Let’s break the plot down a little. Jack (Nicholson) gets a job as a caretaker for a huge hotel whilst it’s closed during the winter months. Taking his wife (Shelly Duvall) and young son Danny (Danny Lloyd) with him, they are isolated for 5 months during snow storms and frost, but the weather outside is the least of their problems as they soon discover the hotel holds some dark secrets and isolation can do some very strange things to the mind.
This is the basics. As a viewer, it’s easy to look far deeper as the plot is outstanding with connotations, sub plots, diversions and imagery all over the place. Danny is possessed with an invisible friend who seems to offer a form of protection and vision of the past and future whilst Jack tacks a conflicting possession, one which is tied with the house which hints at a reoccurrence of personalities over the years, bringing them back and pushing them to extremes. But the marriage is far from healthy to start with and conflict is evident from the very first scenes.
The film is flawless in look and feel and great to experience. It’s an example of a merging of perfect novel with a master of the cinema creating a truly haunting film. Performances from Nicholson, Duvall and Lloyd are about as good as it gets. For me, the highlight is the scene between Danny and Dick the cook; a magical moment which pushes the difficulty of how to express danger to a child who you know could be in danger but you also know that he’s gonna be facing this on his own for the next 5 months.

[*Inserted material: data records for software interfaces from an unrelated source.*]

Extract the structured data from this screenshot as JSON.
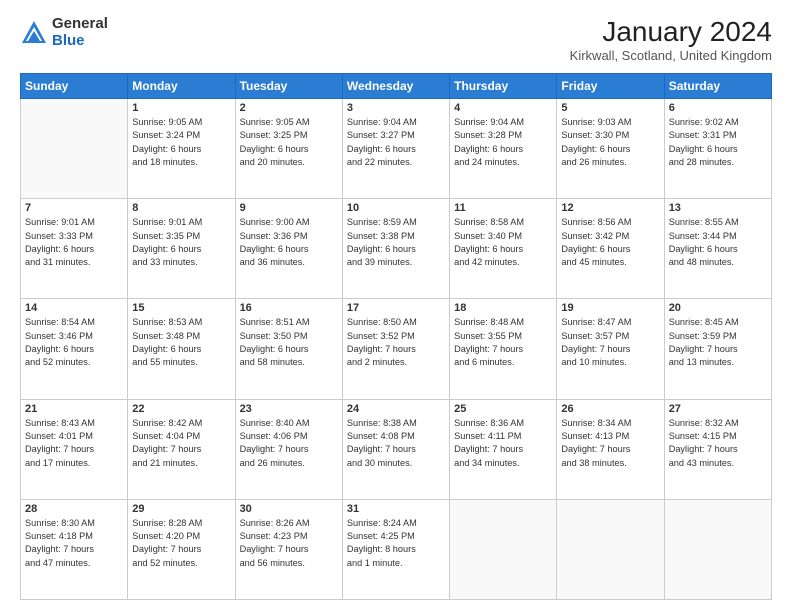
{
  "logo": {
    "general": "General",
    "blue": "Blue"
  },
  "title": {
    "month": "January 2024",
    "location": "Kirkwall, Scotland, United Kingdom"
  },
  "weekdays": [
    "Sunday",
    "Monday",
    "Tuesday",
    "Wednesday",
    "Thursday",
    "Friday",
    "Saturday"
  ],
  "weeks": [
    [
      {
        "day": "",
        "info": ""
      },
      {
        "day": "1",
        "info": "Sunrise: 9:05 AM\nSunset: 3:24 PM\nDaylight: 6 hours\nand 18 minutes."
      },
      {
        "day": "2",
        "info": "Sunrise: 9:05 AM\nSunset: 3:25 PM\nDaylight: 6 hours\nand 20 minutes."
      },
      {
        "day": "3",
        "info": "Sunrise: 9:04 AM\nSunset: 3:27 PM\nDaylight: 6 hours\nand 22 minutes."
      },
      {
        "day": "4",
        "info": "Sunrise: 9:04 AM\nSunset: 3:28 PM\nDaylight: 6 hours\nand 24 minutes."
      },
      {
        "day": "5",
        "info": "Sunrise: 9:03 AM\nSunset: 3:30 PM\nDaylight: 6 hours\nand 26 minutes."
      },
      {
        "day": "6",
        "info": "Sunrise: 9:02 AM\nSunset: 3:31 PM\nDaylight: 6 hours\nand 28 minutes."
      }
    ],
    [
      {
        "day": "7",
        "info": "Sunrise: 9:01 AM\nSunset: 3:33 PM\nDaylight: 6 hours\nand 31 minutes."
      },
      {
        "day": "8",
        "info": "Sunrise: 9:01 AM\nSunset: 3:35 PM\nDaylight: 6 hours\nand 33 minutes."
      },
      {
        "day": "9",
        "info": "Sunrise: 9:00 AM\nSunset: 3:36 PM\nDaylight: 6 hours\nand 36 minutes."
      },
      {
        "day": "10",
        "info": "Sunrise: 8:59 AM\nSunset: 3:38 PM\nDaylight: 6 hours\nand 39 minutes."
      },
      {
        "day": "11",
        "info": "Sunrise: 8:58 AM\nSunset: 3:40 PM\nDaylight: 6 hours\nand 42 minutes."
      },
      {
        "day": "12",
        "info": "Sunrise: 8:56 AM\nSunset: 3:42 PM\nDaylight: 6 hours\nand 45 minutes."
      },
      {
        "day": "13",
        "info": "Sunrise: 8:55 AM\nSunset: 3:44 PM\nDaylight: 6 hours\nand 48 minutes."
      }
    ],
    [
      {
        "day": "14",
        "info": "Sunrise: 8:54 AM\nSunset: 3:46 PM\nDaylight: 6 hours\nand 52 minutes."
      },
      {
        "day": "15",
        "info": "Sunrise: 8:53 AM\nSunset: 3:48 PM\nDaylight: 6 hours\nand 55 minutes."
      },
      {
        "day": "16",
        "info": "Sunrise: 8:51 AM\nSunset: 3:50 PM\nDaylight: 6 hours\nand 58 minutes."
      },
      {
        "day": "17",
        "info": "Sunrise: 8:50 AM\nSunset: 3:52 PM\nDaylight: 7 hours\nand 2 minutes."
      },
      {
        "day": "18",
        "info": "Sunrise: 8:48 AM\nSunset: 3:55 PM\nDaylight: 7 hours\nand 6 minutes."
      },
      {
        "day": "19",
        "info": "Sunrise: 8:47 AM\nSunset: 3:57 PM\nDaylight: 7 hours\nand 10 minutes."
      },
      {
        "day": "20",
        "info": "Sunrise: 8:45 AM\nSunset: 3:59 PM\nDaylight: 7 hours\nand 13 minutes."
      }
    ],
    [
      {
        "day": "21",
        "info": "Sunrise: 8:43 AM\nSunset: 4:01 PM\nDaylight: 7 hours\nand 17 minutes."
      },
      {
        "day": "22",
        "info": "Sunrise: 8:42 AM\nSunset: 4:04 PM\nDaylight: 7 hours\nand 21 minutes."
      },
      {
        "day": "23",
        "info": "Sunrise: 8:40 AM\nSunset: 4:06 PM\nDaylight: 7 hours\nand 26 minutes."
      },
      {
        "day": "24",
        "info": "Sunrise: 8:38 AM\nSunset: 4:08 PM\nDaylight: 7 hours\nand 30 minutes."
      },
      {
        "day": "25",
        "info": "Sunrise: 8:36 AM\nSunset: 4:11 PM\nDaylight: 7 hours\nand 34 minutes."
      },
      {
        "day": "26",
        "info": "Sunrise: 8:34 AM\nSunset: 4:13 PM\nDaylight: 7 hours\nand 38 minutes."
      },
      {
        "day": "27",
        "info": "Sunrise: 8:32 AM\nSunset: 4:15 PM\nDaylight: 7 hours\nand 43 minutes."
      }
    ],
    [
      {
        "day": "28",
        "info": "Sunrise: 8:30 AM\nSunset: 4:18 PM\nDaylight: 7 hours\nand 47 minutes."
      },
      {
        "day": "29",
        "info": "Sunrise: 8:28 AM\nSunset: 4:20 PM\nDaylight: 7 hours\nand 52 minutes."
      },
      {
        "day": "30",
        "info": "Sunrise: 8:26 AM\nSunset: 4:23 PM\nDaylight: 7 hours\nand 56 minutes."
      },
      {
        "day": "31",
        "info": "Sunrise: 8:24 AM\nSunset: 4:25 PM\nDaylight: 8 hours\nand 1 minute."
      },
      {
        "day": "",
        "info": ""
      },
      {
        "day": "",
        "info": ""
      },
      {
        "day": "",
        "info": ""
      }
    ]
  ]
}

You don’t exactly want to scare the poor kid. The other highlight is between Jack and Delbert in the men’s room, a stunning scene which shows an intriguing reversal of roles with Delbert playing the humble waiter and Jack, the cocky punter, soon reverse with Delbert taking the upper hand and voice of the house, Jack the humble servant. Stunning acting.
I could talk for hours about this one. Perfection.